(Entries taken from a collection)
#####

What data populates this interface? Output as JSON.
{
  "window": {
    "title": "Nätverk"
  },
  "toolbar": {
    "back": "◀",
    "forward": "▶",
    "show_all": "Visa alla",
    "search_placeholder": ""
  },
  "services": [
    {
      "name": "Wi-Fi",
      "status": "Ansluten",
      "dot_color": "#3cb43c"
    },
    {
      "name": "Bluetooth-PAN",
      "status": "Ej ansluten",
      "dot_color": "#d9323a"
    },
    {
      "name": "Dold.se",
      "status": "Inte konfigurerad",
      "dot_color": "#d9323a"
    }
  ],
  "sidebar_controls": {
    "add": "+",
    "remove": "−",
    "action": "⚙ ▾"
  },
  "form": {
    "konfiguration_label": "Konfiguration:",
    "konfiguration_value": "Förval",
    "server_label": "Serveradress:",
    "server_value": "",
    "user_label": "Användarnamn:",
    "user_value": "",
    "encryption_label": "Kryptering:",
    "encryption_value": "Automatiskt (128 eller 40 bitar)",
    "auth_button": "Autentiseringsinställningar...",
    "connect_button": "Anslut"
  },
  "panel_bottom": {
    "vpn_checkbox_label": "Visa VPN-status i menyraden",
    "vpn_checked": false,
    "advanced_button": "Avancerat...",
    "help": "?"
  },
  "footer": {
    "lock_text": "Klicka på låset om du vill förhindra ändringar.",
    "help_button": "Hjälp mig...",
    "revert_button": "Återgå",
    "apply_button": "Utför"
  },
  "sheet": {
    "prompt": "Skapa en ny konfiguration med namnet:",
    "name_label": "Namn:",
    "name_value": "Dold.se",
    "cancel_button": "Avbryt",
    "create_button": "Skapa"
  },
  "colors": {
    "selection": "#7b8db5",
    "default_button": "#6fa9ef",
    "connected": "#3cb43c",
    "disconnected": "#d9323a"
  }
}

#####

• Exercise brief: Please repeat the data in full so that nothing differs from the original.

• Solved problem:
What data populates this interface? Output as JSON.
{
  "window": {
    "title": "Nätverk"
  },
  "toolbar": {
    "back": "◀",
    "forward": "▶",
    "show_all": "Visa alla",
    "search_placeholder": ""
  },
  "services": [
    {
      "name": "Wi-Fi",
      "status": "Ansluten",
      "dot_color": "#3cb43c"
    },
    {
      "name": "Bluetooth-PAN",
      "status": "Ej ansluten",
      "dot_color": "#d9323a"
    },
    {
      "name": "Dold.se",
      "status": "Inte konfigurerad",
      "dot_color": "#d9323a"
    }
  ],
  "sidebar_controls": {
    "add": "+",
    "remove": "−",
    "action": "⚙ ▾"
  },
  "form": {
    "konfiguration_label": "Konfiguration:",
    "konfiguration_value": "Förval",
    "server_label": "Serveradress:",
    "server_value": "",
    "user_label": "Användarnamn:",
    "user_value": "",
    "encryption_label": "Kryptering:",
    "encryption_value": "Automatiskt (128 eller 40 bitar)",
    "auth_button": "Autentiseringsinställningar...",
    "connect_button": "Anslut"
  },
  "panel_bottom": {
    "vpn_checkbox_label": "Visa VPN-status i menyraden",
    "vpn_checked": false,
    "advanced_button": "Avancerat...",
    "help": "?"
  },
  "footer": {
    "lock_text": "Klicka på låset om du vill förhindra ändringar.",
    "help_button": "Hjälp mig...",
    "revert_button": "Återgå",
    "apply_button": "Utför"
  },
  "sheet": {
    "prompt": "Skapa en ny konfiguration med namnet:",
    "name_label": "Namn:",
    "name_value": "Dold.se",
    "cancel_button": "Avbryt",
    "create_button": "Skapa"
  },
  "colors": {
    "selection": "#7b8db5",
    "default_button": "#6fa9ef",
    "connected": "#3cb43c",
    "disconnected": "#d9323a"
  }
}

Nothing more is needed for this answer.